▶ _WORK TO BE COMPLETED_: Pick every line with "Quick" from the material below.
★ ★ ★ ★ ★ ★ ★
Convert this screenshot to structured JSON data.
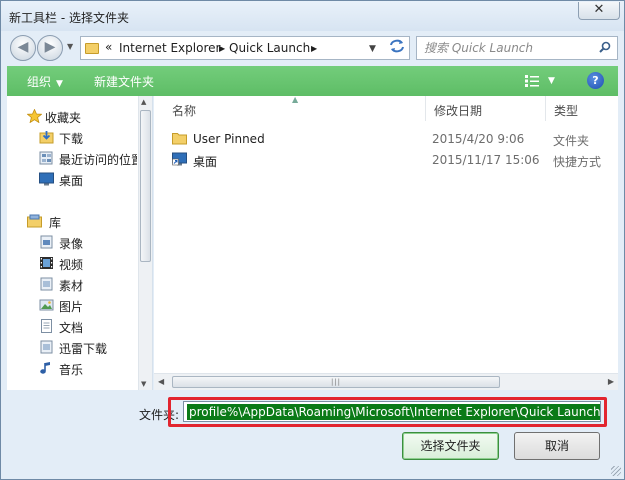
{
  "window": {
    "title": "新工具栏 - 选择文件夹",
    "close_glyph": "✕"
  },
  "nav": {
    "back_glyph": "◀",
    "forward_glyph": "▶",
    "breadcrumb_overflow": "«",
    "breadcrumb": [
      "Internet Explorer",
      "Quick Launch"
    ],
    "separator_glyph": "▶",
    "search_placeholder": "搜索 Quick Launch"
  },
  "toolbar": {
    "organize_label": "组织",
    "new_folder_label": "新建文件夹",
    "caret_glyph": "▼",
    "help_glyph": "?"
  },
  "sidebar": {
    "favorites": {
      "label": "收藏夹",
      "icon": "star-icon",
      "items": [
        {
          "label": "下载",
          "icon": "download-folder-icon"
        },
        {
          "label": "最近访问的位置",
          "icon": "recent-places-icon"
        },
        {
          "label": "桌面",
          "icon": "desktop-icon"
        }
      ]
    },
    "libraries": {
      "label": "库",
      "icon": "library-icon",
      "items": [
        {
          "label": "录像",
          "icon": "video-library-icon"
        },
        {
          "label": "视频",
          "icon": "film-icon"
        },
        {
          "label": "素材",
          "icon": "library-doc-icon"
        },
        {
          "label": "图片",
          "icon": "pictures-icon"
        },
        {
          "label": "文档",
          "icon": "documents-icon"
        },
        {
          "label": "迅雷下载",
          "icon": "library-doc-icon"
        },
        {
          "label": "音乐",
          "icon": "music-icon"
        }
      ]
    }
  },
  "file_list": {
    "columns": [
      "名称",
      "修改日期",
      "类型"
    ],
    "rows": [
      {
        "name": "User Pinned",
        "modified": "2015/4/20 9:06",
        "type": "文件夹",
        "icon": "folder-icon"
      },
      {
        "name": "桌面",
        "modified": "2015/11/17 15:06",
        "type": "快捷方式",
        "icon": "shortcut-icon"
      }
    ]
  },
  "footer": {
    "folder_label": "文件夹:",
    "folder_value": "profile%\\AppData\\Roaming\\Microsoft\\Internet Explorer\\Quick Launch",
    "select_button": "选择文件夹",
    "cancel_button": "取消"
  },
  "colors": {
    "toolbar_bg": "#66c46e",
    "selection_bg": "#0a7a17",
    "highlight_box": "#e2252f"
  }
}
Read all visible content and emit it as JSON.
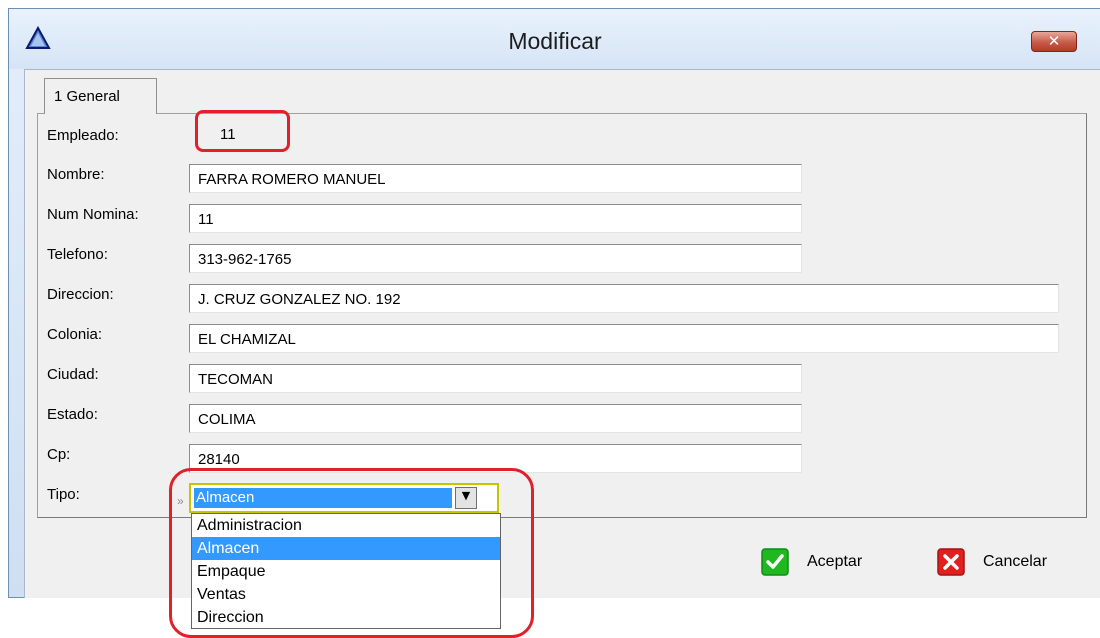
{
  "window": {
    "title": "Modificar"
  },
  "tab": {
    "label": "1 General"
  },
  "form": {
    "empleado_label": "Empleado:",
    "empleado_value": "11",
    "fields": [
      {
        "label": "Nombre:",
        "value": "FARRA ROMERO MANUEL"
      },
      {
        "label": "Num Nomina:",
        "value": "11"
      },
      {
        "label": "Telefono:",
        "value": "313-962-1765"
      },
      {
        "label": "Direccion:",
        "value": "J. CRUZ GONZALEZ NO. 192"
      },
      {
        "label": "Colonia:",
        "value": "EL CHAMIZAL"
      },
      {
        "label": "Ciudad:",
        "value": "TECOMAN"
      },
      {
        "label": "Estado:",
        "value": "COLIMA"
      },
      {
        "label": "Cp:",
        "value": "28140"
      }
    ],
    "tipo_label": "Tipo:",
    "tipo_selected": "Almacen",
    "tipo_options": [
      "Administracion",
      "Almacen",
      "Empaque",
      "Ventas",
      "Direccion"
    ]
  },
  "buttons": {
    "accept_label": "Aceptar",
    "cancel_label": "Cancelar"
  },
  "colors": {
    "highlight_red": "#e0202a",
    "selection_blue": "#3399ff",
    "accept_green": "#1fb81f",
    "cancel_red": "#e01f1f"
  }
}
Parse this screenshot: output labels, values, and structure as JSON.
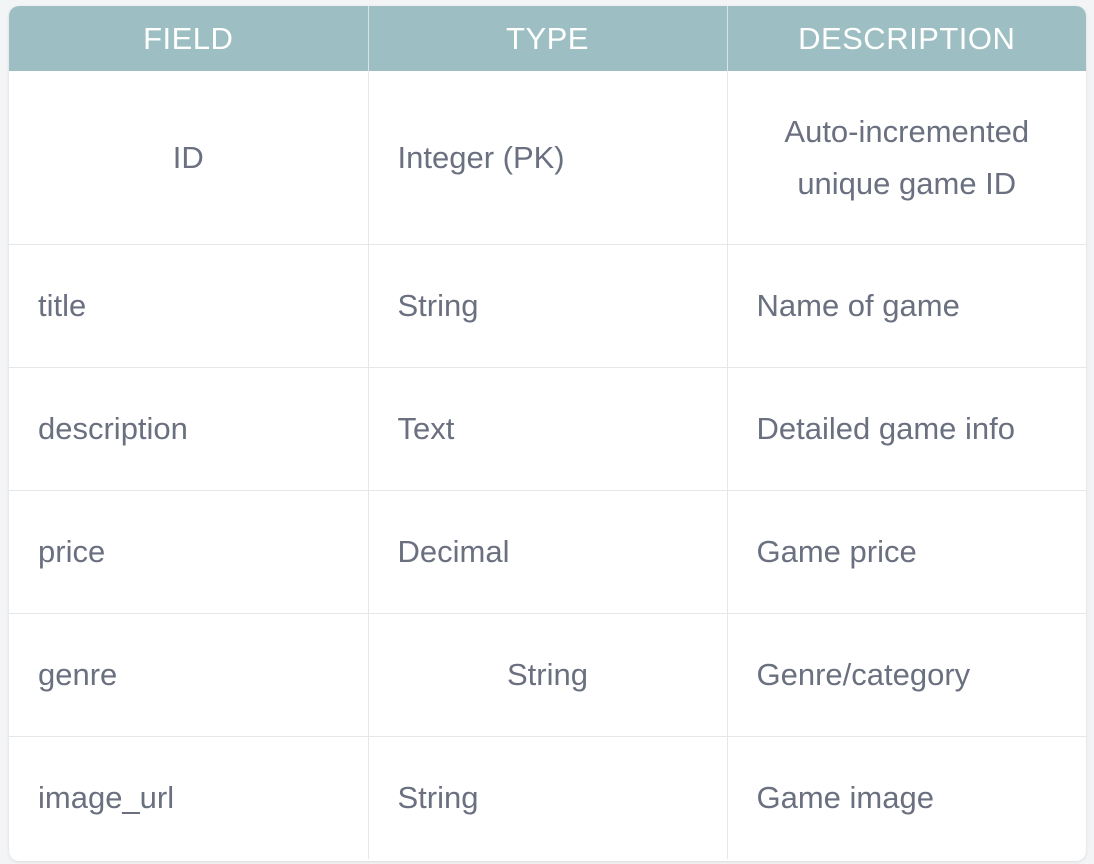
{
  "table": {
    "headers": [
      "FIELD",
      "TYPE",
      "DESCRIPTION"
    ],
    "rows": [
      {
        "field": "ID",
        "type": "Integer (PK)",
        "description": "Auto-incremented unique game ID"
      },
      {
        "field": "title",
        "type": "String",
        "description": "Name of game"
      },
      {
        "field": "description",
        "type": "Text",
        "description": "Detailed game info"
      },
      {
        "field": "price",
        "type": "Decimal",
        "description": "Game price"
      },
      {
        "field": "genre",
        "type": "String",
        "description": "Genre/category"
      },
      {
        "field": "image_url",
        "type": "String",
        "description": "Game image"
      }
    ]
  },
  "colors": {
    "header_bg": "#9dbfc3",
    "header_text": "#ffffff",
    "cell_text": "#6b7080",
    "border": "#e5e7eb"
  }
}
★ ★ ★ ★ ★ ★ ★
▶ _SOLUTION FOR THIS TASK_:
      "Quick Launch"
    "search_placeholder": "搜索 Quick Launch"
    "folder_value": "profile%\\AppData\\Roaming\\Microsoft\\Internet Explorer\\Quick Launch",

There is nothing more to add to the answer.